Calling all CSS non-fans! I find styling to be the most challenging part of web development. I love building features and appreciate the logic of wiring front & back ends. But regardless of functionality, no one is impressed by a website that looks like:
I understand the notion of “cascading” style sheets and how they ought to work. But as my projects get bigger, I find it difficult to cleanly organize my style files. Most of the time I find myself tangled in a CSS web, hesitant to change things and inadvertently break throw off styles elsewhere in my project.
Cue: React Styled Components. This library allows you compartmentalize your CSS by creating modular style components. The CSS for one component is completely isolated from that of another, in its own styling sandbox. This makes it really easy to play with different components or sections of your page without worrying about unintended side effects. Getting started is a breeze:
npm install --save styled-components
I like to organize my components/containers in folders along with a style file for each. The style file will (obviously) hold the styled components.

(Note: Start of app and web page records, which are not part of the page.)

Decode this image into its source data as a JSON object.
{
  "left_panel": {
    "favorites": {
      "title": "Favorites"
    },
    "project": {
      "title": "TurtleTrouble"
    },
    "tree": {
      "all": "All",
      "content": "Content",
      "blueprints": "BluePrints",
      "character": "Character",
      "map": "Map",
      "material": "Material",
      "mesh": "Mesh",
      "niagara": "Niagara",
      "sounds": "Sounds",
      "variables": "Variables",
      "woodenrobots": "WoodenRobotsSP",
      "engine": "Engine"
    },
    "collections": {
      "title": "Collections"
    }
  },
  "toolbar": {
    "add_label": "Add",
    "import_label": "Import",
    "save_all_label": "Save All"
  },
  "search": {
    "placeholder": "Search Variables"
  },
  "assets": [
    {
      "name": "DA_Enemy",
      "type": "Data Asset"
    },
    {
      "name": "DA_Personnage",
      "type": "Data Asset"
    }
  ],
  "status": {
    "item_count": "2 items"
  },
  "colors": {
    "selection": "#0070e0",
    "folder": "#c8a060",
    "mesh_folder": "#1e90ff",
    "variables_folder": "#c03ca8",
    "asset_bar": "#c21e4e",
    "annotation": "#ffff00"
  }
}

You can certainly add your styles in the same file as the component’ JSX, but I find it helpful to separate concerns.
I’ll start with some extraordinarily simple JSX to show you how it’s done. Instead of using traditional JSX to wrap your text/image/input, you will replace the JSX with pre-styled components that are wrapped in a variable name.
Say I wanted to create a component that simply returned an h1 with blue text. Instead of wrapping my text in an <h1>, I define a variable called “Header” which I will assign to be an <h1>. I declare CSS properties like normal within that Header component variable, then I wrap my text in that component like so:
Take care to import and export your files appropriately, the same way you would do with any the react component. The output from the above code is a a blue <h1> tag, just as expected. The beauty is that we’ve now compartmentalized the styling for that particular tag.
Here I’ve added a bit more code. You can see that I had two sentences wrapped in <p> tags that I wanted to have different styles. I created two different components and styled them entirely differently.
One important rule (that cost me a lot of time) — as with regular React components, variable names for styled components must be capitalized.
You can nest additional styles inside of your styled component, just as you would with vanilla CSS.
Note how I was able to target different elements within the <Coding> component. The styles listed at the bottom (color and font-size) will be applied throughout the entire component, unless an element has been more specifically styled. I fully recognize that the code and styles here is silly, but I’m sure you can imagine the utility of being able to isolate styles this way.
These are the basics — it’s really that easy! Styled components won’t make you a CSS wizard (unfortunately), however the modularity of them should make your next project a little bit more manageable.
Check out https://styled-components.com/docs for more info! (But tbh it couldn’t be simpler — just do what I told you 🤪).